Segment Start: RAW DATA

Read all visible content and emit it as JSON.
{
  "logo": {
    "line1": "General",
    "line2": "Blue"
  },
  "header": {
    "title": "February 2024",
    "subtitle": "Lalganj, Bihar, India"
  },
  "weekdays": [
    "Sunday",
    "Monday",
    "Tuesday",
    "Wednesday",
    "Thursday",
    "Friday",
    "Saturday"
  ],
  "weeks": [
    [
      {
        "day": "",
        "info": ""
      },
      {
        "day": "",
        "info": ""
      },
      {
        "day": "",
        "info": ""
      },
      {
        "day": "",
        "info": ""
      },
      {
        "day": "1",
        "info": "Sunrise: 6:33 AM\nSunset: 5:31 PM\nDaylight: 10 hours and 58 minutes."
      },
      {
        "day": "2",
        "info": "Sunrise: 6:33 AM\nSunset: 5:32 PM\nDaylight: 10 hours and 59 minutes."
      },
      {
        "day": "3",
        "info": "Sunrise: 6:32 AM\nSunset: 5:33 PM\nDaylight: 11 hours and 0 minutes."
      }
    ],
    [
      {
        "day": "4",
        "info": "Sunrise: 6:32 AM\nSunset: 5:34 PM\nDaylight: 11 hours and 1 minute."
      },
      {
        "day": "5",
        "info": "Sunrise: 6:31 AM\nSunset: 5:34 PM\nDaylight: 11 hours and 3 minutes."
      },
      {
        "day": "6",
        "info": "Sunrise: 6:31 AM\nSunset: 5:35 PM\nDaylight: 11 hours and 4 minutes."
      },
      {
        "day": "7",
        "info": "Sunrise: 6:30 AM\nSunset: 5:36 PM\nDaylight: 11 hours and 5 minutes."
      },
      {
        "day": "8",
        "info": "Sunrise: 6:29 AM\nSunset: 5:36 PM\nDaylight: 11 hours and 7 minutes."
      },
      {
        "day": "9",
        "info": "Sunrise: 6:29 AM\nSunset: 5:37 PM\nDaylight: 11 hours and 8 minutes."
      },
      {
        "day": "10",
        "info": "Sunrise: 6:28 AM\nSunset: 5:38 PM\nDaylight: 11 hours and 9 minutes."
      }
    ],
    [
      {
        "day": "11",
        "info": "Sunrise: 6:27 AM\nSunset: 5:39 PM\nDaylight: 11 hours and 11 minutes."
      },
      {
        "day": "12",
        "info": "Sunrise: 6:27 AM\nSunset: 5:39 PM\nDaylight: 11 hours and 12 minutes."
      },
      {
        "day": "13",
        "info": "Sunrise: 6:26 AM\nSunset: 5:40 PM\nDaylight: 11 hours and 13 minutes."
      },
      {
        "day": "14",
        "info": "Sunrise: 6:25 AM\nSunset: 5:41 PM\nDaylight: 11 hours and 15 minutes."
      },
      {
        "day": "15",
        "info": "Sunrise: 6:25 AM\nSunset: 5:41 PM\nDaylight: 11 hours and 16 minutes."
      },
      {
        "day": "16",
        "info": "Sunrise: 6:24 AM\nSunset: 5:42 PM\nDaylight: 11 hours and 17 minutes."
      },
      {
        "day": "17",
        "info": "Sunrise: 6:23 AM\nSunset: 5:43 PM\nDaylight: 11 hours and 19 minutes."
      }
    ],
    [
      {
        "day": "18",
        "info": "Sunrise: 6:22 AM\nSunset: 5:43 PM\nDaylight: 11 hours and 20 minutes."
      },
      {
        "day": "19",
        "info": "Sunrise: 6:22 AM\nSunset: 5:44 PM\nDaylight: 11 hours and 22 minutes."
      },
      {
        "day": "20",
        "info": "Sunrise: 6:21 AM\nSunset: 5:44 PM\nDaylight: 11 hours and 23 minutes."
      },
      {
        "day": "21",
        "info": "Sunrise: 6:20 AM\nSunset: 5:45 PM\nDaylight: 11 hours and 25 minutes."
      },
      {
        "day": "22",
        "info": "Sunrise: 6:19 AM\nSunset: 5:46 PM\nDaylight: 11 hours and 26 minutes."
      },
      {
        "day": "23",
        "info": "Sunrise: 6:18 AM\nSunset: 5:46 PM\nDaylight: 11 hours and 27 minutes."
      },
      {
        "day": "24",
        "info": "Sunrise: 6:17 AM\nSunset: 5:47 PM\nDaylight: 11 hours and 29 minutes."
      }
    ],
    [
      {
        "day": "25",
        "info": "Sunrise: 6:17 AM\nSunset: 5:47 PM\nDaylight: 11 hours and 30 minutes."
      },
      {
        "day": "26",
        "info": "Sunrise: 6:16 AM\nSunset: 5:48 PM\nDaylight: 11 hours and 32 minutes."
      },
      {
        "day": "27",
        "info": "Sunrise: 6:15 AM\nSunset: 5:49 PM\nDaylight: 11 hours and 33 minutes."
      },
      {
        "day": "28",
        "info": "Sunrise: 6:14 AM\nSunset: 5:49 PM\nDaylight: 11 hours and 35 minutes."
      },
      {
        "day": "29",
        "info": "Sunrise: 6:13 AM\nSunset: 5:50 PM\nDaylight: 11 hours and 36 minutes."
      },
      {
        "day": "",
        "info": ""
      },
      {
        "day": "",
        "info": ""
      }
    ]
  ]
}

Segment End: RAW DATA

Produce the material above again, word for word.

### ANSWER TO THIS PROBLEM
Read all visible content and emit it as JSON.
{
  "logo": {
    "line1": "General",
    "line2": "Blue"
  },
  "header": {
    "title": "February 2024",
    "subtitle": "Lalganj, Bihar, India"
  },
  "weekdays": [
    "Sunday",
    "Monday",
    "Tuesday",
    "Wednesday",
    "Thursday",
    "Friday",
    "Saturday"
  ],
  "weeks": [
    [
      {
        "day": "",
        "info": ""
      },
      {
        "day": "",
        "info": ""
      },
      {
        "day": "",
        "info": ""
      },
      {
        "day": "",
        "info": ""
      },
      {
        "day": "1",
        "info": "Sunrise: 6:33 AM\nSunset: 5:31 PM\nDaylight: 10 hours and 58 minutes."
      },
      {
        "day": "2",
        "info": "Sunrise: 6:33 AM\nSunset: 5:32 PM\nDaylight: 10 hours and 59 minutes."
      },
      {
        "day": "3",
        "info": "Sunrise: 6:32 AM\nSunset: 5:33 PM\nDaylight: 11 hours and 0 minutes."
      }
    ],
    [
      {
        "day": "4",
        "info": "Sunrise: 6:32 AM\nSunset: 5:34 PM\nDaylight: 11 hours and 1 minute."
      },
      {
        "day": "5",
        "info": "Sunrise: 6:31 AM\nSunset: 5:34 PM\nDaylight: 11 hours and 3 minutes."
      },
      {
        "day": "6",
        "info": "Sunrise: 6:31 AM\nSunset: 5:35 PM\nDaylight: 11 hours and 4 minutes."
      },
      {
        "day": "7",
        "info": "Sunrise: 6:30 AM\nSunset: 5:36 PM\nDaylight: 11 hours and 5 minutes."
      },
      {
        "day": "8",
        "info": "Sunrise: 6:29 AM\nSunset: 5:36 PM\nDaylight: 11 hours and 7 minutes."
      },
      {
        "day": "9",
        "info": "Sunrise: 6:29 AM\nSunset: 5:37 PM\nDaylight: 11 hours and 8 minutes."
      },
      {
        "day": "10",
        "info": "Sunrise: 6:28 AM\nSunset: 5:38 PM\nDaylight: 11 hours and 9 minutes."
      }
    ],
    [
      {
        "day": "11",
        "info": "Sunrise: 6:27 AM\nSunset: 5:39 PM\nDaylight: 11 hours and 11 minutes."
      },
      {
        "day": "12",
        "info": "Sunrise: 6:27 AM\nSunset: 5:39 PM\nDaylight: 11 hours and 12 minutes."
      },
      {
        "day": "13",
        "info": "Sunrise: 6:26 AM\nSunset: 5:40 PM\nDaylight: 11 hours and 13 minutes."
      },
      {
        "day": "14",
        "info": "Sunrise: 6:25 AM\nSunset: 5:41 PM\nDaylight: 11 hours and 15 minutes."
      },
      {
        "day": "15",
        "info": "Sunrise: 6:25 AM\nSunset: 5:41 PM\nDaylight: 11 hours and 16 minutes."
      },
      {
        "day": "16",
        "info": "Sunrise: 6:24 AM\nSunset: 5:42 PM\nDaylight: 11 hours and 17 minutes."
      },
      {
        "day": "17",
        "info": "Sunrise: 6:23 AM\nSunset: 5:43 PM\nDaylight: 11 hours and 19 minutes."
      }
    ],
    [
      {
        "day": "18",
        "info": "Sunrise: 6:22 AM\nSunset: 5:43 PM\nDaylight: 11 hours and 20 minutes."
      },
      {
        "day": "19",
        "info": "Sunrise: 6:22 AM\nSunset: 5:44 PM\nDaylight: 11 hours and 22 minutes."
      },
      {
        "day": "20",
        "info": "Sunrise: 6:21 AM\nSunset: 5:44 PM\nDaylight: 11 hours and 23 minutes."
      },
      {
        "day": "21",
        "info": "Sunrise: 6:20 AM\nSunset: 5:45 PM\nDaylight: 11 hours and 25 minutes."
      },
      {
        "day": "22",
        "info": "Sunrise: 6:19 AM\nSunset: 5:46 PM\nDaylight: 11 hours and 26 minutes."
      },
      {
        "day": "23",
        "info": "Sunrise: 6:18 AM\nSunset: 5:46 PM\nDaylight: 11 hours and 27 minutes."
      },
      {
        "day": "24",
        "info": "Sunrise: 6:17 AM\nSunset: 5:47 PM\nDaylight: 11 hours and 29 minutes."
      }
    ],
    [
      {
        "day": "25",
        "info": "Sunrise: 6:17 AM\nSunset: 5:47 PM\nDaylight: 11 hours and 30 minutes."
      },
      {
        "day": "26",
        "info": "Sunrise: 6:16 AM\nSunset: 5:48 PM\nDaylight: 11 hours and 32 minutes."
      },
      {
        "day": "27",
        "info": "Sunrise: 6:15 AM\nSunset: 5:49 PM\nDaylight: 11 hours and 33 minutes."
      },
      {
        "day": "28",
        "info": "Sunrise: 6:14 AM\nSunset: 5:49 PM\nDaylight: 11 hours and 35 minutes."
      },
      {
        "day": "29",
        "info": "Sunrise: 6:13 AM\nSunset: 5:50 PM\nDaylight: 11 hours and 36 minutes."
      },
      {
        "day": "",
        "info": ""
      },
      {
        "day": "",
        "info": ""
      }
    ]
  ]
}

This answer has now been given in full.